A report, released today, states that ice loss from Greenland and Antarctica has increased fivefold since the 1990s, and now accounts for a quarter of sea-level rise.
It is without doubt that climate change is causing our polar ice sheets to melt, thereby driving up sea levels and putting coastal regions around the world at risk.
Since 1992, when satellite records of ice-sheet melt began, the polar ice sheets have lost ice every single year. The highest rates of melt have occurred in the past decade.
Scientists use data from satellites such as ESA’s CryoSat and the European Union’s Copernicus Sentinel-1 to measure changes in ice volume and flow, as well as satellites that provide information on gravity, to work out how much ice is being lost.
A team of scientists compile these records in the Ice Sheet Mass Balance Intercomparison Exercise (IMBIE), which is funded by ESA and NASA. This is used widely, including by the International Panel on Climate Change (IPCC), to understand and respond to the climate crisis.
The latest IMBIE assessment, which was published today, states that between 1992 and 2020, the polar ice sheets lost 7560 billion tonnes of ice – equivalent to an ice cube measuring 20 km each side.
The polar ice sheets have together lost ice in every year of the satellite record, and the seven highest melting years have occurred in the last decade.
Melting peaked in 2019, when the Greenland and Antarctic ice sheets lost a staggering 612 billion tonnes of ice.
This was driven by summer heatwave in the Arctic, which led to a record 444 billion tonnes of ice being lost from Greenland that year. Antarctica lost 168 billion tonnes of ice – the sixth highest year on record – owing to the continued speedup of glaciers in West Antarctica and record melting from the Antarctic Peninsula. East Antarctic Ice Sheet remained close to a state of balance, as it has throughout the satellite era.
Melting of the polar ice sheets has caused a 21 mm rise in global sea level since 1992.
Ice loss from Greenland is responsible for almost two-thirds (13.5 mm) of this rise, and ice loss from Antarctica is responsible for the other third (7.4 mm).
In the early 1990s, ice sheet melting accounted for only a small fraction (5.6 %) of sea-level rise. However, there has been a fivefold increase in melting since then, and they are now responsible for more than a quarter (25.6 %) of all sea-level rise.
If the ice sheets continue to lose mass at this pace, the IPCC predicts that they will contribute between 148 and 272 mm to global mean sea level by the end of the century.
Inès Otosaka, from the University of Leeds in the UK and who led the IMBIE study, said, “Ice losses from Greenland and Antarctica have rapidly increased over the satellite record and are now a major contributor to sea-level rise. Continuously monitoring the ice sheets is critical to predict their future behaviour in a warming world and adapt to the associated risks that coastal communities around the world will face.”
This is now the third assessment of ice loss produced by the IMBIE team and is made possible thanks to continued cooperation between the space agencies and the scientific community.
Over the past few years, ESA and NASA have made a dedicated effort to launch new satellite missions capable of monitoring the polar regions.
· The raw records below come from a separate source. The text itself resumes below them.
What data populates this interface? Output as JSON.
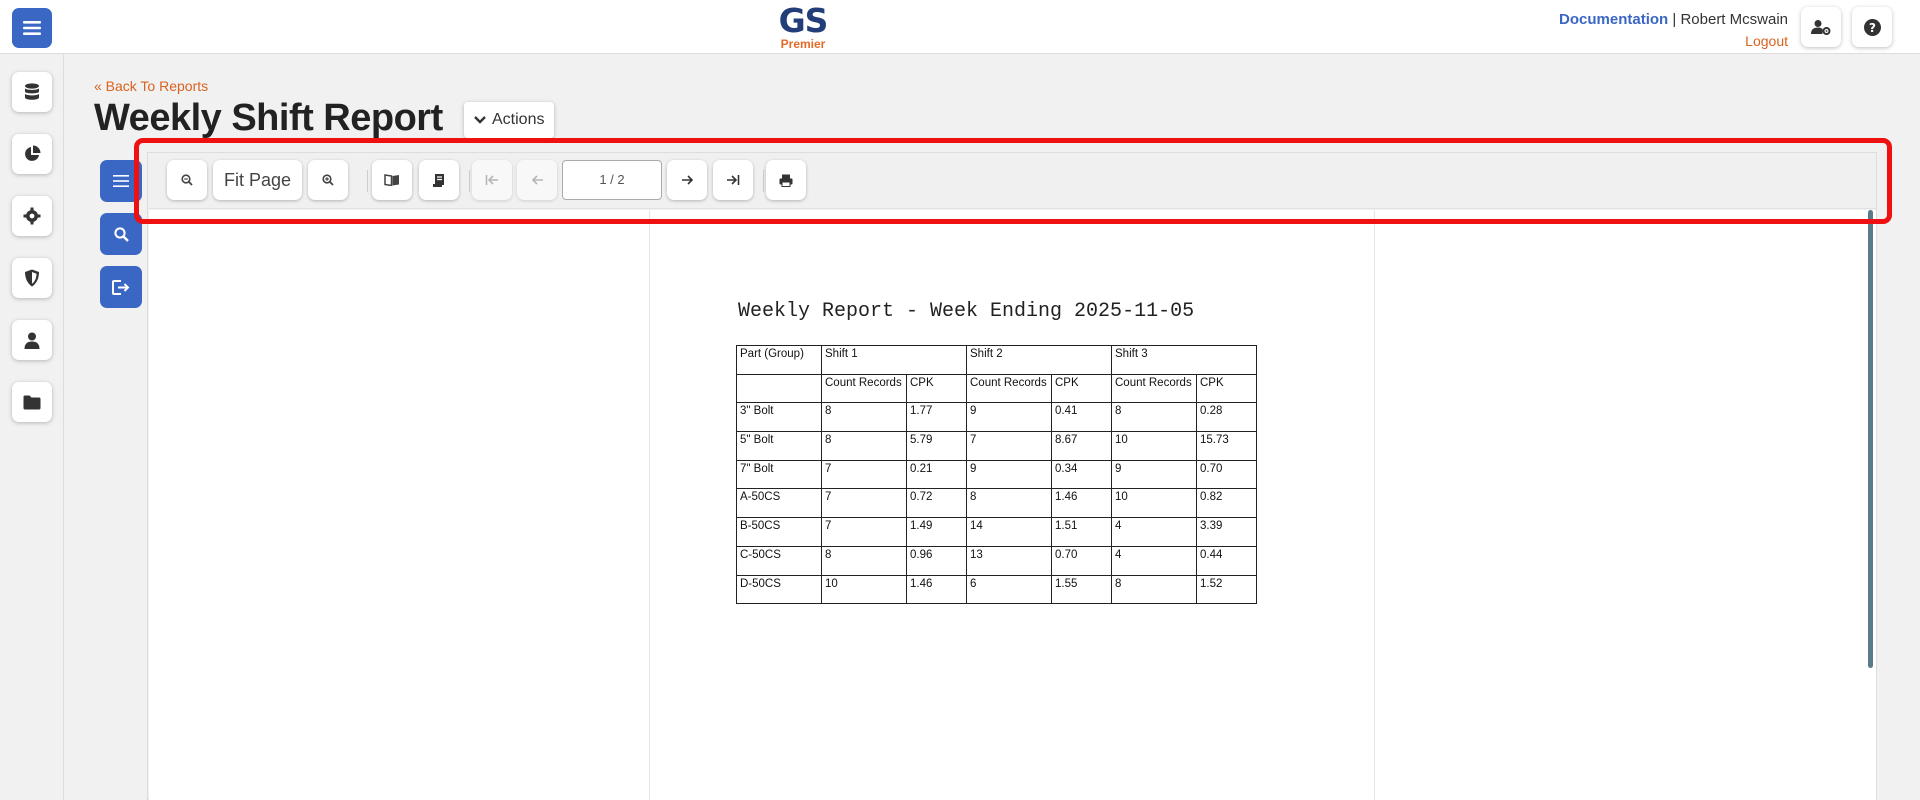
{
  "brand": {
    "logo_main": "GS",
    "logo_sub": "Premier"
  },
  "topbar": {
    "documentation": "Documentation",
    "separator": "|",
    "user_name": "Robert Mcswain",
    "logout": "Logout"
  },
  "header": {
    "back_link": "« Back To Reports",
    "title": "Weekly Shift Report",
    "actions_label": "Actions"
  },
  "toolbar": {
    "fit_page": "Fit Page",
    "page_indicator": "1 / 2"
  },
  "report": {
    "title": "Weekly Report - Week Ending 2025-11-05",
    "header_part": "Part (Group)",
    "shifts": [
      "Shift 1",
      "Shift 2",
      "Shift 3"
    ],
    "sub_count": "Count Records",
    "sub_cpk": "CPK",
    "rows": [
      [
        "3\" Bolt",
        "8",
        "1.77",
        "9",
        "0.41",
        "8",
        "0.28"
      ],
      [
        "5\" Bolt",
        "8",
        "5.79",
        "7",
        "8.67",
        "10",
        "15.73"
      ],
      [
        "7\" Bolt",
        "7",
        "0.21",
        "9",
        "0.34",
        "9",
        "0.70"
      ],
      [
        "A-50CS",
        "7",
        "0.72",
        "8",
        "1.46",
        "10",
        "0.82"
      ],
      [
        "B-50CS",
        "7",
        "1.49",
        "14",
        "1.51",
        "4",
        "3.39"
      ],
      [
        "C-50CS",
        "8",
        "0.96",
        "13",
        "0.70",
        "4",
        "0.44"
      ],
      [
        "D-50CS",
        "10",
        "1.46",
        "6",
        "1.55",
        "8",
        "1.52"
      ]
    ]
  },
  "colors": {
    "primary": "#3a66c4",
    "accent": "#d8621e",
    "highlight": "#ef1111"
  }
}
The IMBIE project has taken advantage of these to produce more regular updates, and, for the first time, it is now possible to chart polar ice sheet losses every year.
Andrew Shepherd, from Northumbria University and founder of IMBIE, said, “After a decade of work, we are finally at the stage where we can continuously update our assessments of ice sheet mass balance thanks to satellites measuring and monitoring them.”
This third assessment from the IMBIE team involved a team of 68 polar scientists from 41 international organisations using measurements from 17 satellite missions, including, for the first time, from GRACE Follow-On gravity mission.
The assessment will now be updated annually to make sure that the scientific community has the very latest estimates of polar ice losses.
ESA’s Diego Fernandez noted, “This is another milestone in the IMBIE initiative and represents an example of how scientists can coordinate efforts to assess the evolution of ice sheets from space offering unique and timely information on the magnitude and onset of changes.
“The new annual assessments represent a step forward in the way IMBIE will help to monitor these critical regions, where we’ve reached a point where abrupt changes can no longer be excluded.”
ESA’s Mark Drinkwater added, “For over 13 years our CryoSat mission has played a starring role in measuring changes in polar ice.
“To secure the long-term continuation of radar altimetry ice-elevation and topographic-change records, we are currently developing the CRISTAL mission, a Copernicus Sentinel Expansion Mission, to enhance and extend the record from CryoSat and earlier heritage missions.”
IMBIE is supported by NASA and ESA’s Earth Observation Science for Society programme and Climate Change Initiative, which has contributed long-term satellite observation records to the study. Data on both ice sheets from multiple missions provides a consistent record of change from the 1990s to present day.